*Exercise objective*: When a line in the entries below contains the word "JSON", copy that line.

(Beginning of Given data)

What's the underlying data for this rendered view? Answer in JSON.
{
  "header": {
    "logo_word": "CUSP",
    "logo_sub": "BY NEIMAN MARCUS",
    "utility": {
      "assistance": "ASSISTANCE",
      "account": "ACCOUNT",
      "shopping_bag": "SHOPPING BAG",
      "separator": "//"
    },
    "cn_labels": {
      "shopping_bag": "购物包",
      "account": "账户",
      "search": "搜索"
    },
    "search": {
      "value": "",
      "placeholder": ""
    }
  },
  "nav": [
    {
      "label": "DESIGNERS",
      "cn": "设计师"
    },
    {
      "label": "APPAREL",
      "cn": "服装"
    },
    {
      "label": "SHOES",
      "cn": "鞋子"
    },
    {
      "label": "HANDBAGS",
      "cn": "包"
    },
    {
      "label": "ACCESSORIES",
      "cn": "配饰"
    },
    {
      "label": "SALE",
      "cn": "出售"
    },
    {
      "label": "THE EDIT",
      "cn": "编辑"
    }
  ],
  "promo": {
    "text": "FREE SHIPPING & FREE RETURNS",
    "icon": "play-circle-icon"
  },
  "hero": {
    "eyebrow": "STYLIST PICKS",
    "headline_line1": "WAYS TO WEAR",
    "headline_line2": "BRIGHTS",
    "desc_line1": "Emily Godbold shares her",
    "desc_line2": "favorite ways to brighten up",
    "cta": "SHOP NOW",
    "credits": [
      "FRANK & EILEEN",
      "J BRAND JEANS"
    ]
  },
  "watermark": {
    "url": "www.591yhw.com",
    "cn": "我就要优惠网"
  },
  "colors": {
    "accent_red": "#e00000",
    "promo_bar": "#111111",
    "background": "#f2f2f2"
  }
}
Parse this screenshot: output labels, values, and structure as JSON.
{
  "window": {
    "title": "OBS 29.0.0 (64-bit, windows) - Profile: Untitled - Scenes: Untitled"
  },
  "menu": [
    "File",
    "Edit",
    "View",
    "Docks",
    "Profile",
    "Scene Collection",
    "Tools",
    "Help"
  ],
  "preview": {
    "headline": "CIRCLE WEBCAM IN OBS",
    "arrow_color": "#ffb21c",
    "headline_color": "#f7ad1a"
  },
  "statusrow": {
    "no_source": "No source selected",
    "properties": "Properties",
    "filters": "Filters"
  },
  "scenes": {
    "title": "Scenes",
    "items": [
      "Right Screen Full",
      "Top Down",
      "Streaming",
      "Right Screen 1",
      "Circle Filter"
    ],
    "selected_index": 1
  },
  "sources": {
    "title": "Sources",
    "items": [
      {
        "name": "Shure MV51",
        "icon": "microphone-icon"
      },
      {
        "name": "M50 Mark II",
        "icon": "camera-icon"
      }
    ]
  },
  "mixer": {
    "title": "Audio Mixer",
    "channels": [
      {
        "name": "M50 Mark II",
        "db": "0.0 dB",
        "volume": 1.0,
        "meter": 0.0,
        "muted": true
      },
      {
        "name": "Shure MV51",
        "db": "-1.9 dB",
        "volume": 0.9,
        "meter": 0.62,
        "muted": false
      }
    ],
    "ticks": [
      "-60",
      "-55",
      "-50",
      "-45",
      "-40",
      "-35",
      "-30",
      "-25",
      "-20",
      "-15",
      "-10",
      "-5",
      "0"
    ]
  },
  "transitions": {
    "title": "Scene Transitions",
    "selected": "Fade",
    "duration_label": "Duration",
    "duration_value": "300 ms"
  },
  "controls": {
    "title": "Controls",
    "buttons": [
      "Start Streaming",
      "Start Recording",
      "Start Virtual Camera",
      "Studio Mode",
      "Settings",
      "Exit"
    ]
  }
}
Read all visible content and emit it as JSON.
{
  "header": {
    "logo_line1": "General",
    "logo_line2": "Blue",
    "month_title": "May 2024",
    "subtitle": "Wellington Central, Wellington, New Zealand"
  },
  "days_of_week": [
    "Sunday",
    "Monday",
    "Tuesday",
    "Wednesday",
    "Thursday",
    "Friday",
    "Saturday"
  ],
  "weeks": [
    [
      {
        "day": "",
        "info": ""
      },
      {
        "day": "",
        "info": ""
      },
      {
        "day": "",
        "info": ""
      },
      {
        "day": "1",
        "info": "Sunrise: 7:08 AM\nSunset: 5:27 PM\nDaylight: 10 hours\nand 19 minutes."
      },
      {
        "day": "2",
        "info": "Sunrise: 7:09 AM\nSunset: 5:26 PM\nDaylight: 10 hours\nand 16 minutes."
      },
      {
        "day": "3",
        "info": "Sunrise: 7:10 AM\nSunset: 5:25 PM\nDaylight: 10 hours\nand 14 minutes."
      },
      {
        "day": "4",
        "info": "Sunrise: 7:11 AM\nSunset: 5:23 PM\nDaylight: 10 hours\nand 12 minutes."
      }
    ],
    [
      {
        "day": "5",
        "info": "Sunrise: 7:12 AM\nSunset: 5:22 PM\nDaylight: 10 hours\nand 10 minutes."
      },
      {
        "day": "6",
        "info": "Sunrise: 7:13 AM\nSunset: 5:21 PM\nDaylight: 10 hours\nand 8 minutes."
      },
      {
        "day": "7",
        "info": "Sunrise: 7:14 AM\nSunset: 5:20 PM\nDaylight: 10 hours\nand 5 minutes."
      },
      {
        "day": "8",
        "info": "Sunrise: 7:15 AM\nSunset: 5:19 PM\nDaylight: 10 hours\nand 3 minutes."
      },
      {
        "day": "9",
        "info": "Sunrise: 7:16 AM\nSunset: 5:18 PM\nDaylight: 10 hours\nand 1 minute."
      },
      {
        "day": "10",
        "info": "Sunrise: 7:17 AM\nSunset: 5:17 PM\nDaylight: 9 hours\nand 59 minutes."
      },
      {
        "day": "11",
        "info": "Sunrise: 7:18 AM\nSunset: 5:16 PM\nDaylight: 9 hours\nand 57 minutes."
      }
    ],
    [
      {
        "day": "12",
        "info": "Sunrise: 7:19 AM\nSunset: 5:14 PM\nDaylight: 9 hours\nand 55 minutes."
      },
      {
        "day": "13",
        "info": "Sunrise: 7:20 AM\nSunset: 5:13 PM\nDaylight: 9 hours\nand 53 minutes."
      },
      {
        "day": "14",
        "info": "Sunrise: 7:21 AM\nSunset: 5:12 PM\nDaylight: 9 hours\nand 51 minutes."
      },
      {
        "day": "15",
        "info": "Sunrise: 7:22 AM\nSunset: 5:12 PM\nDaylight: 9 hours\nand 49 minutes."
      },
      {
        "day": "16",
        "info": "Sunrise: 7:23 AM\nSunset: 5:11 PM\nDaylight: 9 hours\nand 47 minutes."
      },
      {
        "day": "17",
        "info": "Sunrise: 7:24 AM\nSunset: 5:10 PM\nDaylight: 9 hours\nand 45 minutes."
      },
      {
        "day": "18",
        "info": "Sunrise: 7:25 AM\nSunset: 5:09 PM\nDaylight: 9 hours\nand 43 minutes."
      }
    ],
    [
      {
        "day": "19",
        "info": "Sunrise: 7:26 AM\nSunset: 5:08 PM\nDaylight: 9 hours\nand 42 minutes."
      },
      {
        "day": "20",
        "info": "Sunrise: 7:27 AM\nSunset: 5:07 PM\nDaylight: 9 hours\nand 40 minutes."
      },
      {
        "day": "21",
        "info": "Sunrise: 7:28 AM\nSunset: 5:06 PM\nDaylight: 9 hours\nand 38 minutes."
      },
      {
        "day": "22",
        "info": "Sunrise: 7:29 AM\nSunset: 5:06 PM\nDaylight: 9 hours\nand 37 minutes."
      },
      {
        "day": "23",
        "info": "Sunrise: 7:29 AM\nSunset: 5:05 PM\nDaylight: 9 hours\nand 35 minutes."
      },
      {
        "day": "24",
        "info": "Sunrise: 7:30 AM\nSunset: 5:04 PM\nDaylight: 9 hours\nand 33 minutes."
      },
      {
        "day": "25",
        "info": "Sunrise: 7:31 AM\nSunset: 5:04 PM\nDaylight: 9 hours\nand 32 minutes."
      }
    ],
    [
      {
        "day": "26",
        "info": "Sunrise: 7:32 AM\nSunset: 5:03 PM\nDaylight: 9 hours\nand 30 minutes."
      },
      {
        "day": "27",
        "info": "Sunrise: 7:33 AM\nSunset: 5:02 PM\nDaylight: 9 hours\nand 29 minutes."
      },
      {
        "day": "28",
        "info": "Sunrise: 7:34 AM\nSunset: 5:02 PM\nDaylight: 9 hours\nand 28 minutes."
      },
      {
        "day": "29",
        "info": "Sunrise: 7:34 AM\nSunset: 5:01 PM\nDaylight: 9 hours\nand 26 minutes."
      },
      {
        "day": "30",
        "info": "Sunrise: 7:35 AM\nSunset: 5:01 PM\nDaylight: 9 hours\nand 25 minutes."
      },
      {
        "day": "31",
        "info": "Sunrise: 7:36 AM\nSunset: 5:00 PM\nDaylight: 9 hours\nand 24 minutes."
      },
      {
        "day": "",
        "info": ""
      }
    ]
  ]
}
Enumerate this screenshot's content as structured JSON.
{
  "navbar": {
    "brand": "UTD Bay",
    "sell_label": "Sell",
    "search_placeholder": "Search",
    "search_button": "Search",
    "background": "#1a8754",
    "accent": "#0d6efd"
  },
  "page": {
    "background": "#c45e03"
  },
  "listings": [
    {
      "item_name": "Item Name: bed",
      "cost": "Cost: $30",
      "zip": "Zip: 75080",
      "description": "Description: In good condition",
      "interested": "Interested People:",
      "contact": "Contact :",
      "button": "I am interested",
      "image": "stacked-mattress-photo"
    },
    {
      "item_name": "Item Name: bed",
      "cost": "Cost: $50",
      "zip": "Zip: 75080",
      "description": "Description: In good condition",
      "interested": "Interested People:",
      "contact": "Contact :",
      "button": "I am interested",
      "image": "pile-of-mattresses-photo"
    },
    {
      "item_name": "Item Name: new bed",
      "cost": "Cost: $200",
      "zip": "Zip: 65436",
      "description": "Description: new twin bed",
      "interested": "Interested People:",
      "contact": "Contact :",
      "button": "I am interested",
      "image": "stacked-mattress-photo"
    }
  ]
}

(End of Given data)

*Completed task*:
What's the underlying data for this rendered view? Answer in JSON.
Parse this screenshot: output labels, values, and structure as JSON.
Read all visible content and emit it as JSON.
Enumerate this screenshot's content as structured JSON.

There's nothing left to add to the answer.